EXERCISE MATERIALS:
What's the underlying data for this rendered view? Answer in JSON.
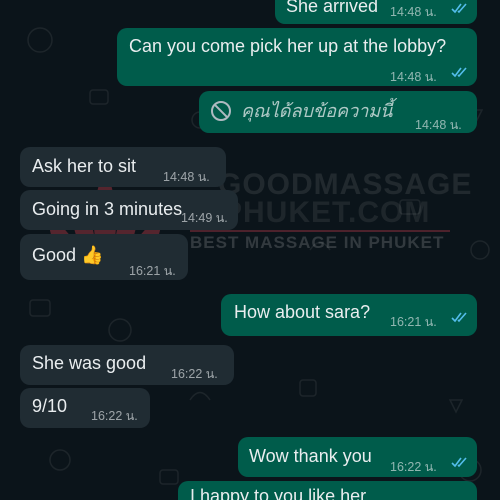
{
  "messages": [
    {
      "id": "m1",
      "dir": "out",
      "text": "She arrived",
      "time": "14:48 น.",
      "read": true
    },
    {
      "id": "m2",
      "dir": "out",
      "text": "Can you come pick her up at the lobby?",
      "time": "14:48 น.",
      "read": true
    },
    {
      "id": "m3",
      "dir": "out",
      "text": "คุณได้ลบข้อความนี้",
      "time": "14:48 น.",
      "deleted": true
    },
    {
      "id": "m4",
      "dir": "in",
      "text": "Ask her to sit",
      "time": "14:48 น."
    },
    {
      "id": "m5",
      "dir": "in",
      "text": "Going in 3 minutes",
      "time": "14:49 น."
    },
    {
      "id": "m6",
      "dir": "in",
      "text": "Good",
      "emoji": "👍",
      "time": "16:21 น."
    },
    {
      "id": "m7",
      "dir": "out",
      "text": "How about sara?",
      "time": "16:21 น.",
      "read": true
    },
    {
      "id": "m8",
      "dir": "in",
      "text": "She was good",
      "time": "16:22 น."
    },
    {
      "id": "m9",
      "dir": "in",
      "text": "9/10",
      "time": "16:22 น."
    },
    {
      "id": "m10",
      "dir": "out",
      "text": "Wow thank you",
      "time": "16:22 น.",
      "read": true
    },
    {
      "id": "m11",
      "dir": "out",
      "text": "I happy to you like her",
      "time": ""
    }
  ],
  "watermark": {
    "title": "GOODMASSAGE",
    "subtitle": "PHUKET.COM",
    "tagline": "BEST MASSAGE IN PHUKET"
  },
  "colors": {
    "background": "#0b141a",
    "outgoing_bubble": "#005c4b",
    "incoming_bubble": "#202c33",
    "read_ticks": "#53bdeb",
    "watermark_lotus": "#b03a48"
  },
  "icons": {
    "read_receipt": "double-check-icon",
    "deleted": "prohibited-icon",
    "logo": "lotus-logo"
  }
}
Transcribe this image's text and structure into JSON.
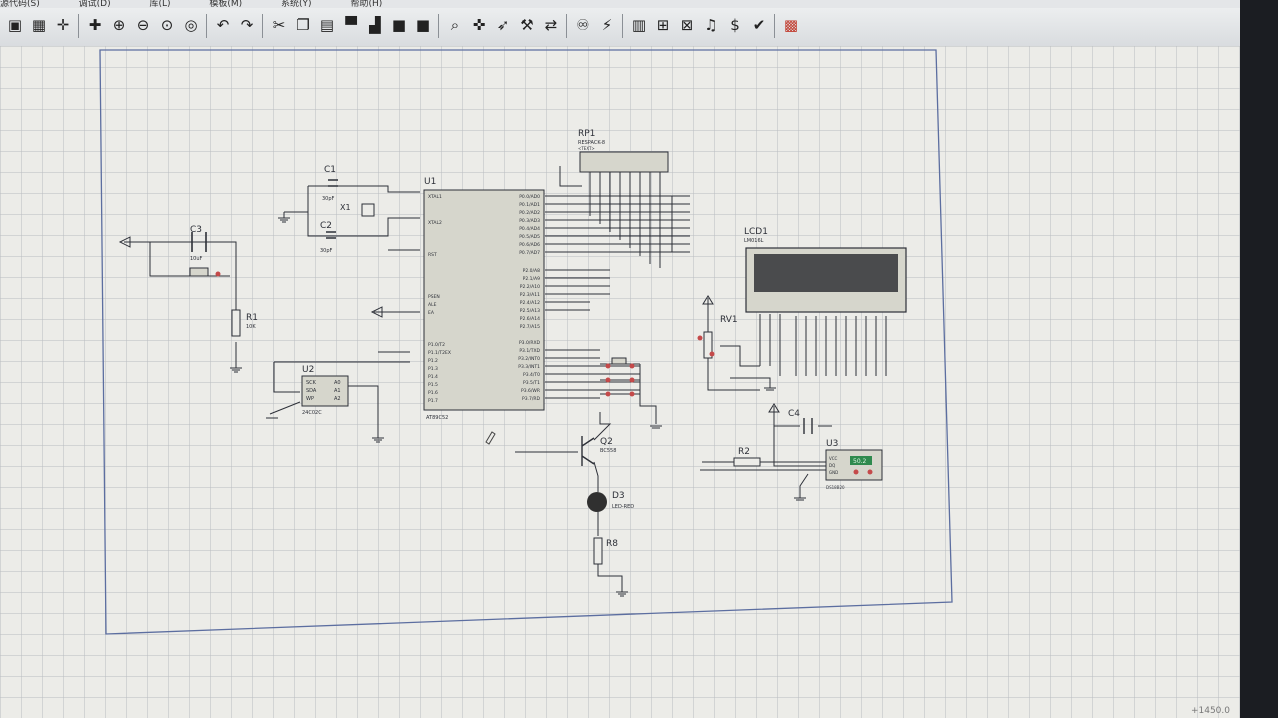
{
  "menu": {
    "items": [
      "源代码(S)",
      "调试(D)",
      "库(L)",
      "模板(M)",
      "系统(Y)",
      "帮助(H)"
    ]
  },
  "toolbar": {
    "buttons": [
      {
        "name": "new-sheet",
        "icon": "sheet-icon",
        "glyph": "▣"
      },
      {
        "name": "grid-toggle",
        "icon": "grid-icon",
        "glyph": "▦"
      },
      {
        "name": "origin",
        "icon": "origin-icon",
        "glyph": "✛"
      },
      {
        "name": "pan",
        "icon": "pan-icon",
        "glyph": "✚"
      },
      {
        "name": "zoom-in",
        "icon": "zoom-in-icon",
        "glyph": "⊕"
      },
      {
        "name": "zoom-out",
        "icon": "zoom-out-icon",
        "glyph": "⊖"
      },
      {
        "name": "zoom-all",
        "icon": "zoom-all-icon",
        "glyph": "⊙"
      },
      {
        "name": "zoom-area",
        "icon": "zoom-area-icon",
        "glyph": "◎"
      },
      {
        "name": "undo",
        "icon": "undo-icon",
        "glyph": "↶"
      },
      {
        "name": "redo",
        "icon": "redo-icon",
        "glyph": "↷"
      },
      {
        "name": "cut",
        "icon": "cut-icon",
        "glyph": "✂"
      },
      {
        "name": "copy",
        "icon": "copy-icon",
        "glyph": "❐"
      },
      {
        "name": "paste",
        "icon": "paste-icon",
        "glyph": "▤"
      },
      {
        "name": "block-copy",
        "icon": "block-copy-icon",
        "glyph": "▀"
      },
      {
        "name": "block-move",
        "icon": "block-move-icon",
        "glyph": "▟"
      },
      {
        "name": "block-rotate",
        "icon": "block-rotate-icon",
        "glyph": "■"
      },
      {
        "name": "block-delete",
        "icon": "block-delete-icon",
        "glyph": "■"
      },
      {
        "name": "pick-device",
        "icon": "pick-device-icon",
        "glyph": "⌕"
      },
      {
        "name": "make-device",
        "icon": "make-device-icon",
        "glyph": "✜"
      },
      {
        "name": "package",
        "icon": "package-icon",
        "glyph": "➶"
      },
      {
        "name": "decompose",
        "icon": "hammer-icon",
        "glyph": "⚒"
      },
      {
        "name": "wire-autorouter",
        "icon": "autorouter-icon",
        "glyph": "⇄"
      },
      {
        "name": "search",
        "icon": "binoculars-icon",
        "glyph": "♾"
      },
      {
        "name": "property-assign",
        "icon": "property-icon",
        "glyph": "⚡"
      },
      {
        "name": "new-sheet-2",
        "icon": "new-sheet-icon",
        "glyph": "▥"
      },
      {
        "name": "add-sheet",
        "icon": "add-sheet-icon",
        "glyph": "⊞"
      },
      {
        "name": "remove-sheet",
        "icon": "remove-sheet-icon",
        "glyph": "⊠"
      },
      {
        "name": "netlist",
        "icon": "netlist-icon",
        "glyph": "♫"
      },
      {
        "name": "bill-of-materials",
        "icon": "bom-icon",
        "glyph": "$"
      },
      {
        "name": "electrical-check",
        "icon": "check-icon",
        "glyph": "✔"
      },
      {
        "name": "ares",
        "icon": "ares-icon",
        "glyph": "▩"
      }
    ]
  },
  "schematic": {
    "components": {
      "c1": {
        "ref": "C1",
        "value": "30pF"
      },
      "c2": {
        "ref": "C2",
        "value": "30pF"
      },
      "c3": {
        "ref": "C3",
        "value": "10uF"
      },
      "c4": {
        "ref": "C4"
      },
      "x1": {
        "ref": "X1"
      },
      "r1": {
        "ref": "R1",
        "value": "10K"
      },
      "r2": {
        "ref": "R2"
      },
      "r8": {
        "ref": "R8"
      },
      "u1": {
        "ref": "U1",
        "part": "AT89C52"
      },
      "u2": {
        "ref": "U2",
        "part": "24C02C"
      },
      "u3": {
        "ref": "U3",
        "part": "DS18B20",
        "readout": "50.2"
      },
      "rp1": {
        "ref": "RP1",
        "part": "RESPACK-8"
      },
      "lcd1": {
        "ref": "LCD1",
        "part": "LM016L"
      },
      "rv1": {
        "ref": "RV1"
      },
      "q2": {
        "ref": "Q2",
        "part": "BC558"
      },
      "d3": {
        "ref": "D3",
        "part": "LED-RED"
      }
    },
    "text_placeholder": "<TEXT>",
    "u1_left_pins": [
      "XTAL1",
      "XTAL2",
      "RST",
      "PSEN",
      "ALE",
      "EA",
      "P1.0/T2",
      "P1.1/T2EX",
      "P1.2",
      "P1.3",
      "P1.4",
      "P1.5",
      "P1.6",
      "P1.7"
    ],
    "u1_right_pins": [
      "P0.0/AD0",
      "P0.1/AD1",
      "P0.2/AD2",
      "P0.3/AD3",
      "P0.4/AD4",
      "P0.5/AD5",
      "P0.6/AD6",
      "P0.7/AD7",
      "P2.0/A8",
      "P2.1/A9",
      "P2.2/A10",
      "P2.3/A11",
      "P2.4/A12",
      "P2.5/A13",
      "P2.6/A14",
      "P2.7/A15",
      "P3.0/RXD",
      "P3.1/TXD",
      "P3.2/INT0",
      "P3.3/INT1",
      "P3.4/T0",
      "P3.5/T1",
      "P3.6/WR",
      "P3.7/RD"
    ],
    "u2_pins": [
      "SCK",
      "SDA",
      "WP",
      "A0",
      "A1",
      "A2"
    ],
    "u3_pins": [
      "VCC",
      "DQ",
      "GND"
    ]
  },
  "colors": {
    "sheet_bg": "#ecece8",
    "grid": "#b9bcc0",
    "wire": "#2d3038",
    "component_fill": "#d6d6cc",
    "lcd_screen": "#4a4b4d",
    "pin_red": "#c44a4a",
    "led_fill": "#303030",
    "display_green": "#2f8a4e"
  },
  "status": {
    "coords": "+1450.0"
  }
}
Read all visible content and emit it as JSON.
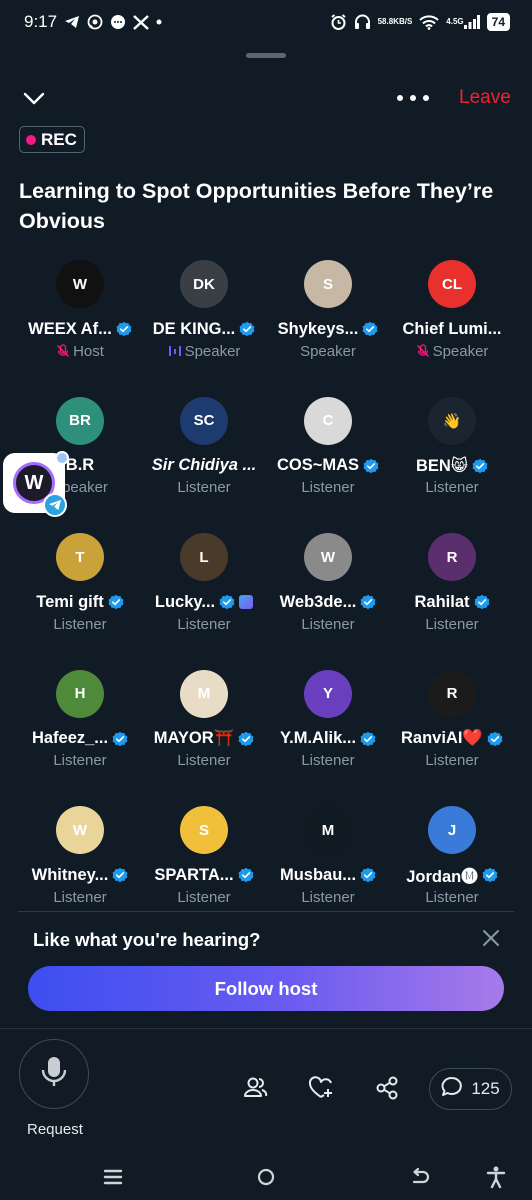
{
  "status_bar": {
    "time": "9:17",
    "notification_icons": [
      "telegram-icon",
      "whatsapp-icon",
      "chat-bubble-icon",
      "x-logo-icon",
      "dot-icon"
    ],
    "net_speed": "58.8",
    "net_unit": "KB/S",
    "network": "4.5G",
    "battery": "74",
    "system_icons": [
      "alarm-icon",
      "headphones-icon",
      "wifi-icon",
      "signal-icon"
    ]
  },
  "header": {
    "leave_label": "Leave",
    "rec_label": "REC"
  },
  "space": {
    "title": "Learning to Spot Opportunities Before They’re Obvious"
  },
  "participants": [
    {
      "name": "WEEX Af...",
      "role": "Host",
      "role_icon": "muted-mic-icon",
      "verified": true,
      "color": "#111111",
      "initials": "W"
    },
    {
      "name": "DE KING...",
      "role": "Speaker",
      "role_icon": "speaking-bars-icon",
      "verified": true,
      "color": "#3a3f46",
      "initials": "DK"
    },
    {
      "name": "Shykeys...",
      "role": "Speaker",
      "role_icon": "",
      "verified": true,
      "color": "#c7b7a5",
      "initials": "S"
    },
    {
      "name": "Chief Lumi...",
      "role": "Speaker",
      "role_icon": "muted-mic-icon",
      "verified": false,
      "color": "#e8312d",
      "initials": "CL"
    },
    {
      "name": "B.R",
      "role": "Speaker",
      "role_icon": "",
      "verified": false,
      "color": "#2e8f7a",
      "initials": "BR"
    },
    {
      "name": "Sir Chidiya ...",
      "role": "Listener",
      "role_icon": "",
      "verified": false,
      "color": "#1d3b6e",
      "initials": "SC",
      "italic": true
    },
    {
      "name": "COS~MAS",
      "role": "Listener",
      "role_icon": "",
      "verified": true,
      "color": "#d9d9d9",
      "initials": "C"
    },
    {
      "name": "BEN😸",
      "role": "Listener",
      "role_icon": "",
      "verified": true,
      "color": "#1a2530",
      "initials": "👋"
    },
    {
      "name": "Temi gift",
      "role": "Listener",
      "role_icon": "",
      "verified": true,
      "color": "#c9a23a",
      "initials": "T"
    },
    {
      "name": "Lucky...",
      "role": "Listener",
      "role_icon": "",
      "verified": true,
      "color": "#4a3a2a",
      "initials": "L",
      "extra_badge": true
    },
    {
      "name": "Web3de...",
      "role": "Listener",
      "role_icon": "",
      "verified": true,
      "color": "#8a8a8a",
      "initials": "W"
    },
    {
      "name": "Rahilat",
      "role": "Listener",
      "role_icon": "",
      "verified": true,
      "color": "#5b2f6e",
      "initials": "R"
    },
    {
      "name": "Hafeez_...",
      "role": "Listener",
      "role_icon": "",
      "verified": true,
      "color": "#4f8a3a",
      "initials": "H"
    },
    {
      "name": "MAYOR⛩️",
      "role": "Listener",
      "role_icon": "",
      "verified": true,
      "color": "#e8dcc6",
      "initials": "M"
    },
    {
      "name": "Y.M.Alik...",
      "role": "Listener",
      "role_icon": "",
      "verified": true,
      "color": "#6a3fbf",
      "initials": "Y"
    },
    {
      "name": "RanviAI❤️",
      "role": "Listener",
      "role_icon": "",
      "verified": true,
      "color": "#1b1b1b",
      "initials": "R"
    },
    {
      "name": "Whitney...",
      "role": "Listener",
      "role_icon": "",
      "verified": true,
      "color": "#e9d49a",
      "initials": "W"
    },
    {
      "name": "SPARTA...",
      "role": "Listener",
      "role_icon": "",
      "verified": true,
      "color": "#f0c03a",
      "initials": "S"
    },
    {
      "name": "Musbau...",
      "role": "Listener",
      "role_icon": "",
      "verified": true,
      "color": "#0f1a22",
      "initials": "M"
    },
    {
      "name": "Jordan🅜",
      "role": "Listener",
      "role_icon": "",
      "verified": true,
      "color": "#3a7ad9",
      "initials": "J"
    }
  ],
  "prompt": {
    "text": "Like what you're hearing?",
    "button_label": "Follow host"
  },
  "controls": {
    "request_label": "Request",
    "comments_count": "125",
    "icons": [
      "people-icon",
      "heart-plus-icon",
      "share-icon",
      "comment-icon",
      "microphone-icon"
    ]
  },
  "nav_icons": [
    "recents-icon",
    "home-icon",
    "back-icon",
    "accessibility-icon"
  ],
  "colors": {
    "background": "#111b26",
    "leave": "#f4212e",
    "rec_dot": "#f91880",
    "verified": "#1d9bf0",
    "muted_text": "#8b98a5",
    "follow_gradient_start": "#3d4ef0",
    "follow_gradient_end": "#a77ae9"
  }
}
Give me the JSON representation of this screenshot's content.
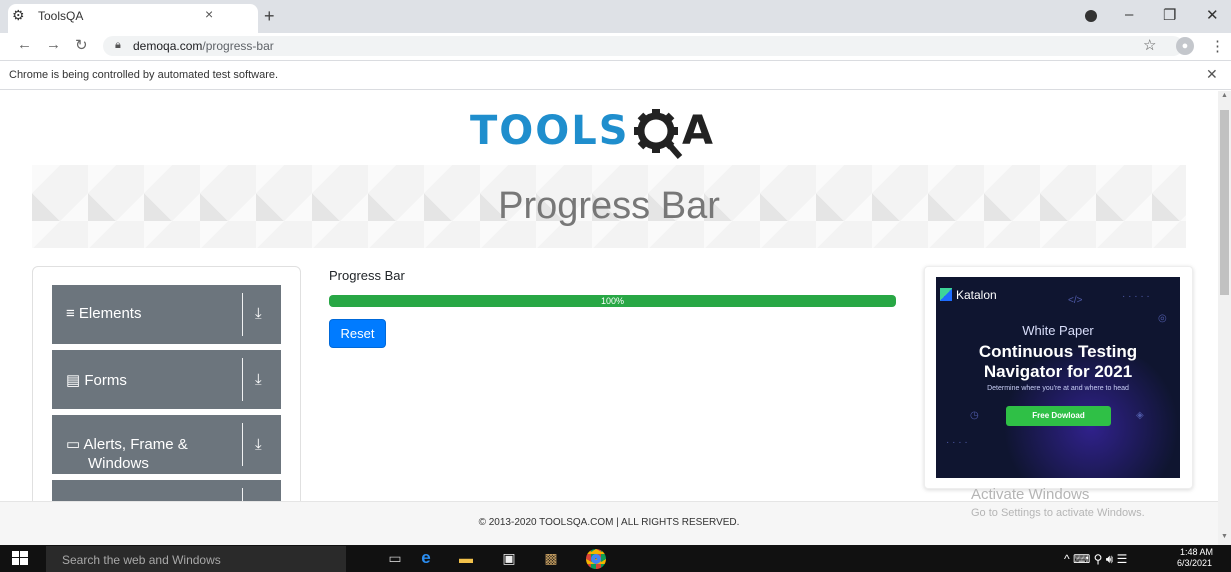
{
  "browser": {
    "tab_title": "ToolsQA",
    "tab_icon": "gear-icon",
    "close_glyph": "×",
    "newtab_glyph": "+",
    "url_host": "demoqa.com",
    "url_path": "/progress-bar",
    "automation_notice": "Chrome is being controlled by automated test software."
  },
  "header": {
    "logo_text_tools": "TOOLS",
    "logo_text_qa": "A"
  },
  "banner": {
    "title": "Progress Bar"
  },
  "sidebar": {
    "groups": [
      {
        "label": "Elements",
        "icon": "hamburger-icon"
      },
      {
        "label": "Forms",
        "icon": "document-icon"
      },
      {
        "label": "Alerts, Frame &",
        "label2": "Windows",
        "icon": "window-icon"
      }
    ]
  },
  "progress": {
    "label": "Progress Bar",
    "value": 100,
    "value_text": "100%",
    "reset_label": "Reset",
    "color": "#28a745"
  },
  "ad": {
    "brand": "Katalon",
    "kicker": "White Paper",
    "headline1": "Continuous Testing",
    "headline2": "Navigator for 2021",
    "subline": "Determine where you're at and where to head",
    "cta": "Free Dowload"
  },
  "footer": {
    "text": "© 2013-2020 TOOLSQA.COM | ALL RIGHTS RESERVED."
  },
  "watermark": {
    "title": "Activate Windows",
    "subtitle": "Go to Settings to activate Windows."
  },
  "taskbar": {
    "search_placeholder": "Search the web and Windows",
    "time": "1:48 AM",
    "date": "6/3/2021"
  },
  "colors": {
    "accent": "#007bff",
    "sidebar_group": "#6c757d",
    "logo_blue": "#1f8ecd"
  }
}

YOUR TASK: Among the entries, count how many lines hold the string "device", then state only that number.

OUTPUT OF THE EXERCISE: 4